Content starts

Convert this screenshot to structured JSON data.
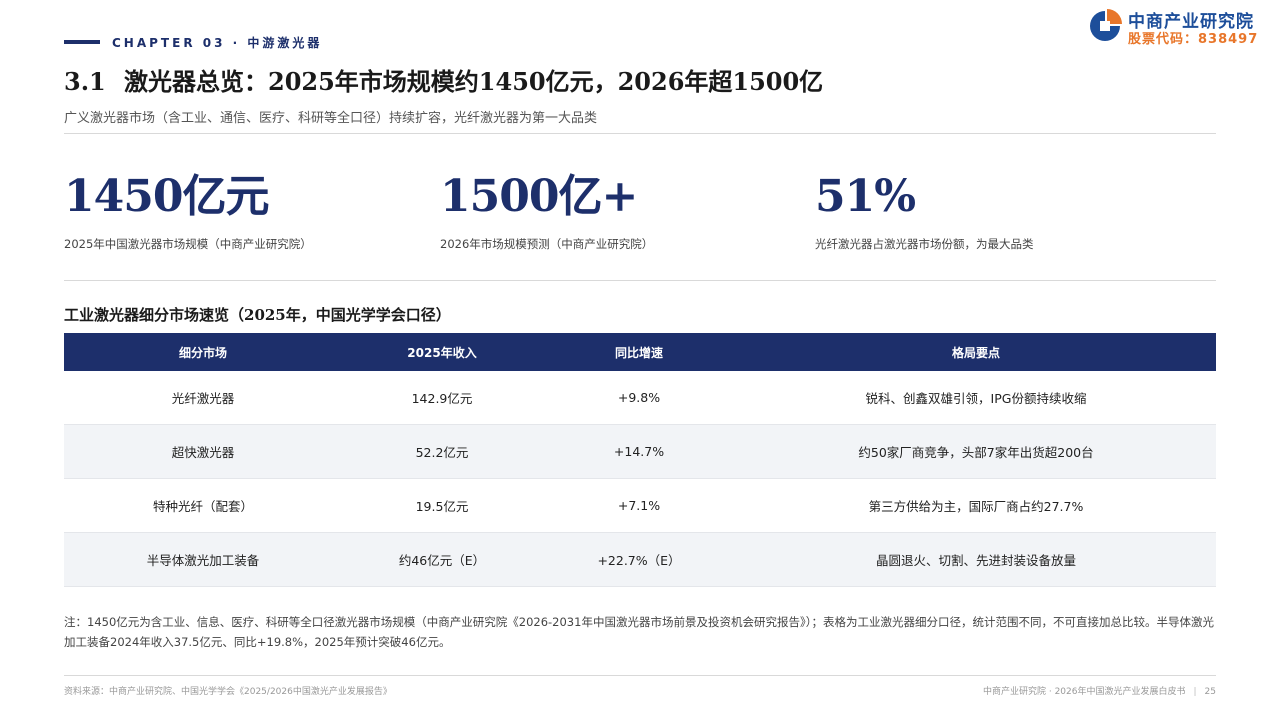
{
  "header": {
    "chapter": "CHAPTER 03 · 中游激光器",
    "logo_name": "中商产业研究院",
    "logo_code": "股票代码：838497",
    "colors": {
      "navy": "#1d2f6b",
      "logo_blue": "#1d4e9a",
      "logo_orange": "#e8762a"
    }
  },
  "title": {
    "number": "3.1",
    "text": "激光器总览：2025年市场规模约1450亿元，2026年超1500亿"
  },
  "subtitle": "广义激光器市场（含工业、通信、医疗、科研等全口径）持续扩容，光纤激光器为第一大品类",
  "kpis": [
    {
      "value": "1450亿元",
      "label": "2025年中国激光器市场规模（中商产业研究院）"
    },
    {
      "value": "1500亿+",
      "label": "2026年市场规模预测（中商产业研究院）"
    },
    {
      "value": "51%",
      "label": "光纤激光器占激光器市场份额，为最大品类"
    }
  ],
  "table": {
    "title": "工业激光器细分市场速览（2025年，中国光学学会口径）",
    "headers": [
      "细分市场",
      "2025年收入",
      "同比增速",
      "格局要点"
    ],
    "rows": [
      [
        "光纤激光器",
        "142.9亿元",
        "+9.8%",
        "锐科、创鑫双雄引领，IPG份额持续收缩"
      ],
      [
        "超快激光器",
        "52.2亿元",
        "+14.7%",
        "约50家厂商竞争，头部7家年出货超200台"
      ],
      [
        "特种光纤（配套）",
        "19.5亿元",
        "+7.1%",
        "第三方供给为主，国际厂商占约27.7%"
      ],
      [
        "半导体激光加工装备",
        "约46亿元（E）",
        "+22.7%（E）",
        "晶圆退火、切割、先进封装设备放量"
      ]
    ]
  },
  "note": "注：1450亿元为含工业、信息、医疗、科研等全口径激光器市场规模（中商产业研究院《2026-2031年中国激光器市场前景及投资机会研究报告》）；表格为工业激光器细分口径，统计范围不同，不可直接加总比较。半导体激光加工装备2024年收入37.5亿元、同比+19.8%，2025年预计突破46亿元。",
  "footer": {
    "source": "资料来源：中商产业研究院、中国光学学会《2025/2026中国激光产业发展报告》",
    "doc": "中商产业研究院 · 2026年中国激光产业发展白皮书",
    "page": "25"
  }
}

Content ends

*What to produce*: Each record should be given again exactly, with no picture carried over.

*Answer to this task*:
Convert this screenshot to structured JSON data.
{
  "header": {
    "chapter": "CHAPTER 03 · 中游激光器",
    "logo_name": "中商产业研究院",
    "logo_code": "股票代码：838497",
    "colors": {
      "navy": "#1d2f6b",
      "logo_blue": "#1d4e9a",
      "logo_orange": "#e8762a"
    }
  },
  "title": {
    "number": "3.1",
    "text": "激光器总览：2025年市场规模约1450亿元，2026年超1500亿"
  },
  "subtitle": "广义激光器市场（含工业、通信、医疗、科研等全口径）持续扩容，光纤激光器为第一大品类",
  "kpis": [
    {
      "value": "1450亿元",
      "label": "2025年中国激光器市场规模（中商产业研究院）"
    },
    {
      "value": "1500亿+",
      "label": "2026年市场规模预测（中商产业研究院）"
    },
    {
      "value": "51%",
      "label": "光纤激光器占激光器市场份额，为最大品类"
    }
  ],
  "table": {
    "title": "工业激光器细分市场速览（2025年，中国光学学会口径）",
    "headers": [
      "细分市场",
      "2025年收入",
      "同比增速",
      "格局要点"
    ],
    "rows": [
      [
        "光纤激光器",
        "142.9亿元",
        "+9.8%",
        "锐科、创鑫双雄引领，IPG份额持续收缩"
      ],
      [
        "超快激光器",
        "52.2亿元",
        "+14.7%",
        "约50家厂商竞争，头部7家年出货超200台"
      ],
      [
        "特种光纤（配套）",
        "19.5亿元",
        "+7.1%",
        "第三方供给为主，国际厂商占约27.7%"
      ],
      [
        "半导体激光加工装备",
        "约46亿元（E）",
        "+22.7%（E）",
        "晶圆退火、切割、先进封装设备放量"
      ]
    ]
  },
  "note": "注：1450亿元为含工业、信息、医疗、科研等全口径激光器市场规模（中商产业研究院《2026-2031年中国激光器市场前景及投资机会研究报告》）；表格为工业激光器细分口径，统计范围不同，不可直接加总比较。半导体激光加工装备2024年收入37.5亿元、同比+19.8%，2025年预计突破46亿元。",
  "footer": {
    "source": "资料来源：中商产业研究院、中国光学学会《2025/2026中国激光产业发展报告》",
    "doc": "中商产业研究院 · 2026年中国激光产业发展白皮书",
    "page": "25"
  }
}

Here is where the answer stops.